d) Artist As Collector by Comma Space 逗号空间
This book features 50 stories of how an artist comes to collect the works of other fellow artists. Each story is unique and diverse, it is very different from collecting art as a form of investment. Instead, this book offers insight and access to a lot of memories and understanding toward the personal relationship each artist has toward one another in their art journey. This book is a catalogue of a group exhibition that was curated by Dr. Wang Ruobing and presented at Gillman Barracks in 2021 by Comma Space 逗号空间.
e) Stroll on the Island by Ray Lim
I love how this book looks fun, just from the cover itself, which is made with an untrimmed polka dotted fabric. There is also a circular die-cut in the middle of the cover, allowing one to take a peek inside the book. The book features daily shots of day-to-day life in Taiwan. The images feel rhythmic, with dynamic movement and pauses that punctuate the city street life.The colours are also pastel toned and dreamy, bringing me to another dimension as I flip through the book.
About the artist

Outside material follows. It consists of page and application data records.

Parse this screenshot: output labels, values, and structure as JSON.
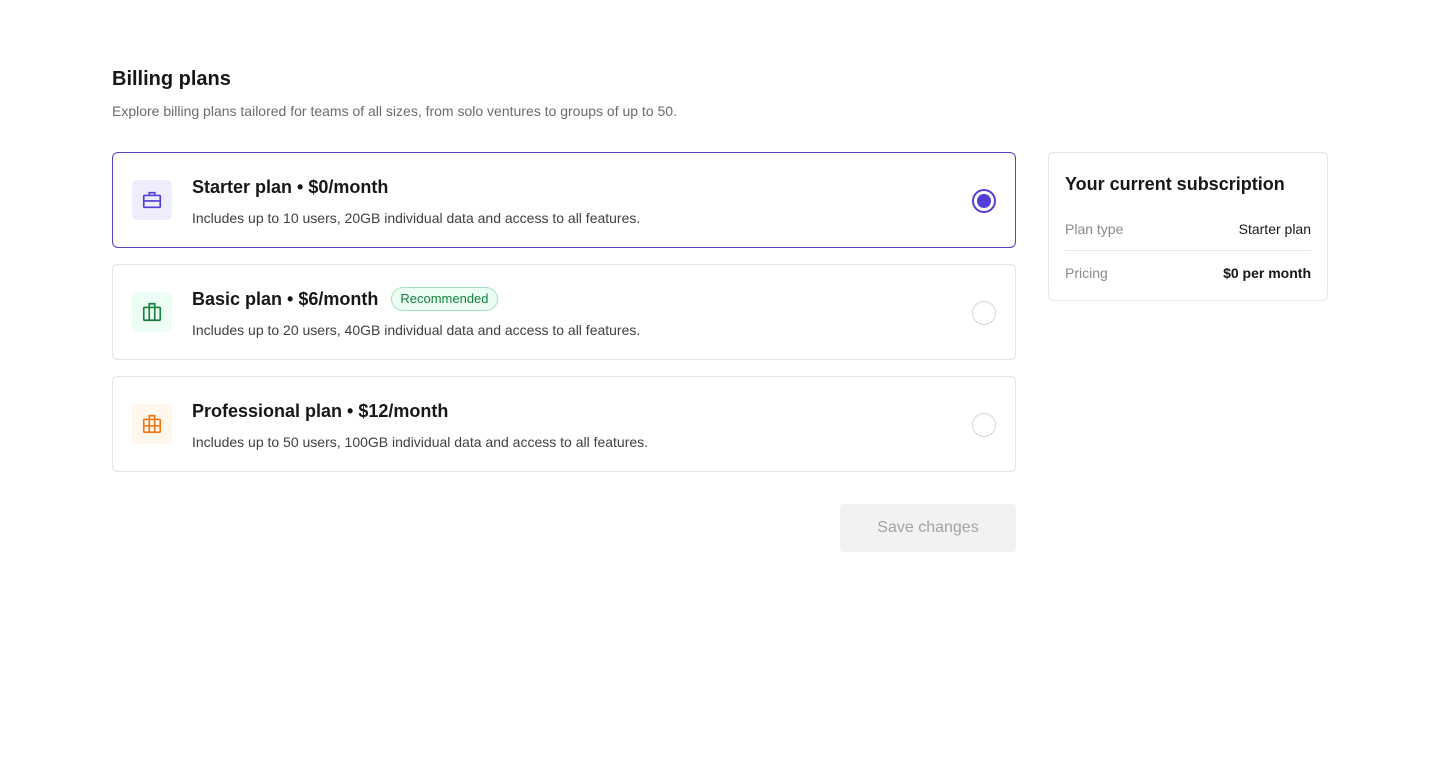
{
  "header": {
    "title": "Billing plans",
    "subtitle": "Explore billing plans tailored for teams of all sizes, from solo ventures to groups of up to 50."
  },
  "plans": [
    {
      "name": "Starter plan • $0/month",
      "description": "Includes up to 10 users, 20GB individual data and access to all features.",
      "badge": "",
      "icon": "briefcase-icon",
      "icon_color": "#4f3fd6",
      "icon_bg": "#eeedfb",
      "selected": true
    },
    {
      "name": "Basic plan • $6/month",
      "description": "Includes up to 20 users, 40GB individual data and access to all features.",
      "badge": "Recommended",
      "icon": "luggage-icon",
      "icon_color": "#15803d",
      "icon_bg": "#ecfdf3",
      "selected": false
    },
    {
      "name": "Professional plan • $12/month",
      "description": "Includes up to 50 users, 100GB individual data and access to all features.",
      "badge": "",
      "icon": "building-icon",
      "icon_color": "#ea7a1a",
      "icon_bg": "#fff6ec",
      "selected": false
    }
  ],
  "save_button": {
    "label": "Save changes",
    "disabled": true
  },
  "subscription": {
    "title": "Your current subscription",
    "rows": [
      {
        "label": "Plan type",
        "value": "Starter plan"
      },
      {
        "label": "Pricing",
        "value": "$0 per month"
      }
    ]
  },
  "colors": {
    "accent": "#4f3fd6",
    "selected_border": "#5b3fc4",
    "badge_green": "#15803d"
  }
}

She graduated from LASALLE College of the Arts with a Bachelor Degree in Fine Art (Honours). She was the recipient of the Chan Davies Art Prize 2016, UOB Painting of the Year 2016 – Emerging Artist – Silver, NOISE Singapore Award 2015 and LASALLE Future Leader Scholarship in 2013. She was recently part of 2022 Meta (Facebook) Open Art Commission.
About Site Unseen
Site Unseen is a programme by Objectifs that invites artists and image makers to create site-specific image-based works for spaces outside of a conventional gallery. Through this, it proposes new ways of encountering everyday spaces that have been overlooked.